The modern business corporation is an artificial creation which shields its owners and managers from accountability and public scrutiny.
The American Revolution was as much a revolt against British corporations as it was against the English parliament and king. The Boston Tea Party was, in fact, a protest against the monopoly on tea sales by the royally chartered British East India Company. It is ironic that today's "tea party" movement is primarily funded and directed by corporate interests.
The newly formed United States of America was rightfully mistrustful of corporate power; the states were very careful in how they granted charters. Most of the early corporations were for the express purpose of establishing towns and colleges, or for building roads, bridges and harbors -endeavors that were prohibitive for individuals.
For the first 100 years of our nation's history, corporations were chartered by individual states for a specific purpose and for a specified and limited time. When they had achieved their purpose - or failed to - they were dissolved.
They were prohibited from participating in politics and from owning stock in other corporations. In most cases their charters did not shield owners from responsibility for harm done by the corporation.

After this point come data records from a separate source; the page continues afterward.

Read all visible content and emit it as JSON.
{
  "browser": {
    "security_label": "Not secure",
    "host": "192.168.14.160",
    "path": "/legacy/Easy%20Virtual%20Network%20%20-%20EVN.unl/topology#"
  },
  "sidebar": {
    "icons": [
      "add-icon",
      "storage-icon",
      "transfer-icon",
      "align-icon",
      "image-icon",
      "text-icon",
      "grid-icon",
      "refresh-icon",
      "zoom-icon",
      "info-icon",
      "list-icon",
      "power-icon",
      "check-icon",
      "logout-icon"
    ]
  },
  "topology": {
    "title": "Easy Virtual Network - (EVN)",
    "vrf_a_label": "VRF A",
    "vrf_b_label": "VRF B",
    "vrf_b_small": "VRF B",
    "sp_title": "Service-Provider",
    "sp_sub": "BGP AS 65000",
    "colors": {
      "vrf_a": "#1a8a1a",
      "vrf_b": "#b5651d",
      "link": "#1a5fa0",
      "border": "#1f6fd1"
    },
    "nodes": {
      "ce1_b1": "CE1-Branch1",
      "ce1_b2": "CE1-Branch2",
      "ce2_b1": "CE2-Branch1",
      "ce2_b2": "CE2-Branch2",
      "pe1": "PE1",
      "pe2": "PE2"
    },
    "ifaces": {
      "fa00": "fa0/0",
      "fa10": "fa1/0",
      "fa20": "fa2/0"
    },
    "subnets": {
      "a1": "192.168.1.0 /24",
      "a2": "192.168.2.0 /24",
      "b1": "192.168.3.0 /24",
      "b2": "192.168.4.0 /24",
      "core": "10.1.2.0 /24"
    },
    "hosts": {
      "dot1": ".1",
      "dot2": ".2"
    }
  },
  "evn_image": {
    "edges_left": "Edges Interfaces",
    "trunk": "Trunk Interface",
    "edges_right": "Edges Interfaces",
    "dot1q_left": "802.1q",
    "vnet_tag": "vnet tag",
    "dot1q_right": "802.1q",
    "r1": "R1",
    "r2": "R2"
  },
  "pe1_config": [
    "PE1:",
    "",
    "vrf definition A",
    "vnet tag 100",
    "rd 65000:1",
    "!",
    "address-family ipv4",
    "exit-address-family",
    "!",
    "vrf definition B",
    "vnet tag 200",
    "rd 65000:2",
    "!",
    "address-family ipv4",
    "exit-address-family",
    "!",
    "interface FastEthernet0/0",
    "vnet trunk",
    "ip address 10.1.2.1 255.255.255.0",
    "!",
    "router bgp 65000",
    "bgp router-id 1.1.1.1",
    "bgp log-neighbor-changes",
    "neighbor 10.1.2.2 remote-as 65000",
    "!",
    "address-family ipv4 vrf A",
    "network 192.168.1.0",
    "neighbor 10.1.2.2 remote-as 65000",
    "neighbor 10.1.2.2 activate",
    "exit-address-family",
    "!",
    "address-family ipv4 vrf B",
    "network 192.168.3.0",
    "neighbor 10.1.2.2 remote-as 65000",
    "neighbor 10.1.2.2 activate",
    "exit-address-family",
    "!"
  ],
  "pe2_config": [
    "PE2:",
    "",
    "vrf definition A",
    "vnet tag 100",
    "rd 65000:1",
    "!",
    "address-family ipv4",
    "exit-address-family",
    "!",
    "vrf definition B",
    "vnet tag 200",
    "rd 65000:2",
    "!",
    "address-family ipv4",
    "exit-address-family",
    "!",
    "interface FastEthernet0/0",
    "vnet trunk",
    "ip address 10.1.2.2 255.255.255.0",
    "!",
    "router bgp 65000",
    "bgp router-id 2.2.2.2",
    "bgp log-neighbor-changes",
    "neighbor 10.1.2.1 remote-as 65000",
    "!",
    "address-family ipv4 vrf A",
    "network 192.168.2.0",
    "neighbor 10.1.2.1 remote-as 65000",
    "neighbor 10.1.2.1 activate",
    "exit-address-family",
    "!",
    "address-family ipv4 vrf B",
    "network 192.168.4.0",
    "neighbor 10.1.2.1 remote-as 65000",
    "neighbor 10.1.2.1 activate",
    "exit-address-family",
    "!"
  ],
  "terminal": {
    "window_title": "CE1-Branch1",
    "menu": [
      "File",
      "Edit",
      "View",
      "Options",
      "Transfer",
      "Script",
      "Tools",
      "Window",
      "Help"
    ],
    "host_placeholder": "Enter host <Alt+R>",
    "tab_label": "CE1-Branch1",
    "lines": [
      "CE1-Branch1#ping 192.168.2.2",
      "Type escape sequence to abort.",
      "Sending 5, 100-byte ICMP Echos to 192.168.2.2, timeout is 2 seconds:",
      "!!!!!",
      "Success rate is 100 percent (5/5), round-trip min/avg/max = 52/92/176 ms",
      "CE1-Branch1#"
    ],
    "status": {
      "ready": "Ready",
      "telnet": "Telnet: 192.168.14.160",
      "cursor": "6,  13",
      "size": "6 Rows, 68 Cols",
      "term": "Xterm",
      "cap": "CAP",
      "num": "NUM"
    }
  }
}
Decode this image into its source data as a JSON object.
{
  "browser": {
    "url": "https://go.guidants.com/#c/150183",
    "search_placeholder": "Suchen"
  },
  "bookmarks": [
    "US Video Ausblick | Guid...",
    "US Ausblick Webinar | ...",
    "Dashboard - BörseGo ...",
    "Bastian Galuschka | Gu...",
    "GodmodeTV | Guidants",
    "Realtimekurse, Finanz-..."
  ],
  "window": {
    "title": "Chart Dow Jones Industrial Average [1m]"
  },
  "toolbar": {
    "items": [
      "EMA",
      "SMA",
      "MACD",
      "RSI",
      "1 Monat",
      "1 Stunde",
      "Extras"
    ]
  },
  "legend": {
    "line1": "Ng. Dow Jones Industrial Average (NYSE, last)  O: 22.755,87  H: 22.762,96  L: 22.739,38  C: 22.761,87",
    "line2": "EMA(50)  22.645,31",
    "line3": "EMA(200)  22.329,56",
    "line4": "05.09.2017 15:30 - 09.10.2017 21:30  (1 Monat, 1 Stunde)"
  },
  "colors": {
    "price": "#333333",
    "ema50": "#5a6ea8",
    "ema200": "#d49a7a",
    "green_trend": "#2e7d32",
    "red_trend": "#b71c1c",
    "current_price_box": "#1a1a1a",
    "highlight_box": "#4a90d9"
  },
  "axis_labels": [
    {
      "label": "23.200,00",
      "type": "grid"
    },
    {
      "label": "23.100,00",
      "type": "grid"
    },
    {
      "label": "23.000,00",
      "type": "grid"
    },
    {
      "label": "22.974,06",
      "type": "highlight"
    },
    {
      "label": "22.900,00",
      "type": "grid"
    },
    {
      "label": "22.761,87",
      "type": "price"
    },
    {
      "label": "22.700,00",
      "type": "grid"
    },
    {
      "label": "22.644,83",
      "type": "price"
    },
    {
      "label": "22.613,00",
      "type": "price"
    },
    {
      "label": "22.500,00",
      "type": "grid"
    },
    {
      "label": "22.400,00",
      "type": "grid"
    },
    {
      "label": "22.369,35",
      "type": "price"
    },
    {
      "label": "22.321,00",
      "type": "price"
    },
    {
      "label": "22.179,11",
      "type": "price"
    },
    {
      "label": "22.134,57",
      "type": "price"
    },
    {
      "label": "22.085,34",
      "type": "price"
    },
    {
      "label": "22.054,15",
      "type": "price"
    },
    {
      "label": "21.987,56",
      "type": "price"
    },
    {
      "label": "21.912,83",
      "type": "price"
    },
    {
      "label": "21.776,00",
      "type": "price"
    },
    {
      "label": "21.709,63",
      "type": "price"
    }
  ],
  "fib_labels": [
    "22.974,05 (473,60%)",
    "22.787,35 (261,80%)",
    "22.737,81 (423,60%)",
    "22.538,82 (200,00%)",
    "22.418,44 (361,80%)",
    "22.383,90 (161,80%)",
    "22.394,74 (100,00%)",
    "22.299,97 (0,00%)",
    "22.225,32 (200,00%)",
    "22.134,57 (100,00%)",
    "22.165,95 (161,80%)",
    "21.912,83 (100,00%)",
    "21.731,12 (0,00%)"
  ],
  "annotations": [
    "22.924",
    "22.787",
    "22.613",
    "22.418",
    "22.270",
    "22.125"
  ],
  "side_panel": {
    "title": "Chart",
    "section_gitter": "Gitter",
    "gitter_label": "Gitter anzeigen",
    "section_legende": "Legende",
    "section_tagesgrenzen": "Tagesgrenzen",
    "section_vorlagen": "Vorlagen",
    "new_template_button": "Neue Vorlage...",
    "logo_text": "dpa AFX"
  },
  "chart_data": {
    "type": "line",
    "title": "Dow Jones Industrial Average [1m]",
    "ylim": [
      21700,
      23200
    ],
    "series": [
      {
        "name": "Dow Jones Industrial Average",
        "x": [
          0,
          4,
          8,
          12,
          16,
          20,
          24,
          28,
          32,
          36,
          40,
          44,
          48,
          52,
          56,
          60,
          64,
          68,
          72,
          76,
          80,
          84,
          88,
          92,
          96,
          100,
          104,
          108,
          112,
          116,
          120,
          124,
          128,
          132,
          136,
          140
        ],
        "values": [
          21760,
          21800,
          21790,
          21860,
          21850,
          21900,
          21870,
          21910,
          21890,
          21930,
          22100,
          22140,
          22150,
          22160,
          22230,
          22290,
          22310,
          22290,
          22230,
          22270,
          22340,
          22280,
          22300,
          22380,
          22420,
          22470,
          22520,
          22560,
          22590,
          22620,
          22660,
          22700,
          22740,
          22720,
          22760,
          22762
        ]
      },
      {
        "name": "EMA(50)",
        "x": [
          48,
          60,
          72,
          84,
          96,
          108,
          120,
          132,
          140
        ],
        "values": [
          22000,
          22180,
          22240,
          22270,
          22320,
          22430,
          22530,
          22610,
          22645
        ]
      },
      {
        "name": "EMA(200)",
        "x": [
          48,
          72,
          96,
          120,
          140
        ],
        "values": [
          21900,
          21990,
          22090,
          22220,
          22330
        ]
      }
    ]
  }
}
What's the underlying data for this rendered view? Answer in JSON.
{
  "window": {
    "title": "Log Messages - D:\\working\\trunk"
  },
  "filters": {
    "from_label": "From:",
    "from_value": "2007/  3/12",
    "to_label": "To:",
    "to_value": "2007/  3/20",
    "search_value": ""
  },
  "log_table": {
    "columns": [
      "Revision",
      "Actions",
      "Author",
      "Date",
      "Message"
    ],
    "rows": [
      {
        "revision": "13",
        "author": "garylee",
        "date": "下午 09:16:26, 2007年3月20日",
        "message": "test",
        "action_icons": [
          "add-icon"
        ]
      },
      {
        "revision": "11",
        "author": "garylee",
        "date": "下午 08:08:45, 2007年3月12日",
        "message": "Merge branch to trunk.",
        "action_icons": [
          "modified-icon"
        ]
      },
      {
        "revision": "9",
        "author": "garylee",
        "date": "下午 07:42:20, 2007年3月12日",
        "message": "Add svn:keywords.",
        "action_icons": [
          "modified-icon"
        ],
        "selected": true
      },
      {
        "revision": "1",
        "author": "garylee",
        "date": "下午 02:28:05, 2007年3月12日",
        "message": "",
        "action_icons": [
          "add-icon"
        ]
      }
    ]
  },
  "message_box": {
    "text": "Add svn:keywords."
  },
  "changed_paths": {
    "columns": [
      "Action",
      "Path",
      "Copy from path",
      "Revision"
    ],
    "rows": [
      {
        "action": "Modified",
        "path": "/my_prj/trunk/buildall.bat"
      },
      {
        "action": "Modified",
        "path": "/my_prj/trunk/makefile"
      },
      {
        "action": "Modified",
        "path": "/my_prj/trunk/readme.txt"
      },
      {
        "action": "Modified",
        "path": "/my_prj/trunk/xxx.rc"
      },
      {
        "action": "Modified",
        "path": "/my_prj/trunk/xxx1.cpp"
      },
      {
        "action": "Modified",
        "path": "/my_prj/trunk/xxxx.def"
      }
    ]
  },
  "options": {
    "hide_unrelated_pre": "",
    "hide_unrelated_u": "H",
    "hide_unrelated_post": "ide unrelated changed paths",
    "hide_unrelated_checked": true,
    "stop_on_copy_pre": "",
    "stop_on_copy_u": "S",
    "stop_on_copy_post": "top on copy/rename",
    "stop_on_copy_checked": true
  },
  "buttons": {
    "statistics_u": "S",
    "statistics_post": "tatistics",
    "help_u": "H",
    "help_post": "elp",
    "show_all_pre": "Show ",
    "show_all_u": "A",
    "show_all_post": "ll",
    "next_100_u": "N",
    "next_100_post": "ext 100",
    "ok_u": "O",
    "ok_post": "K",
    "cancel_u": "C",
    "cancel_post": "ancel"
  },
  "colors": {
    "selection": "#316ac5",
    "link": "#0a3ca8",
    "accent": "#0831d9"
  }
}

In the early 19th century bank charters were limited to 3 to 10 years and they were prohibited from engaging in trade.
Corporations that abused their charters were dissolved and their owners held liable for any debts or damages.
Most states had statutes specifying that corporations existed only to serve the public good. In 1809 the Virginia Supreme Court wrote: "If the object is merely private or selfish; if it is detrimental to, or not promotive of, the public good, they have no claim upon the legislature for the privilege (of being granted a charter)."
Over time, however, corporate interests were able to convince courts to grant them increasingly greater powers and privileges.
In a landmark case in 1886 (Santa Clara County vs. Southern Pacific Railroad), the U.S. Supreme Court declared that a corporation was a "natural person" entitled to all the rights of a real human being. Unsurprisingly, the clerk of the court who wrote the summary was a former railroad company president.
This decision opened the floodgates for what has amounted to a hostile takeover of America's political system.
However, Mitt Romney's protestations notwithstanding, the distinctions between corporations and human beings are obvious and significant
Corporations enjoy the power of succession, which means that they can continue to live and accrue capital beyond the possibilities of mortal humans.
They are bound by no moral strictures or conscience; in fact, they are usually bound by their charters to place profits ahead of moral and ethical considerations.
Because corporations tend to accrue capital and influence, it is no surprise that this capital and influence are used to affect public policy in ways that grant greater influence and profit.
Lucrative defense contracts, farm subsidies and tax breaks for oil companies are examples of how corporations use this power. The greatest return on investment is from lobbying. A $10,000 investment in a political action committee can yield a $10 million government contract.
Regulatory agencies established to safeguard the public welfare are eventually captured by the very industries they regulate.
Why aren't we more outraged? Why do we accept this assault on democracy? Isn't it time we real and human citizens of the United States reclaimed our country? Can we at least level the playing field so our voices can be heard as loudly and clearly as Goldman Sachs or Exxon?
Larry Robinson is a Sebastopol resident and former 12-year member of city council.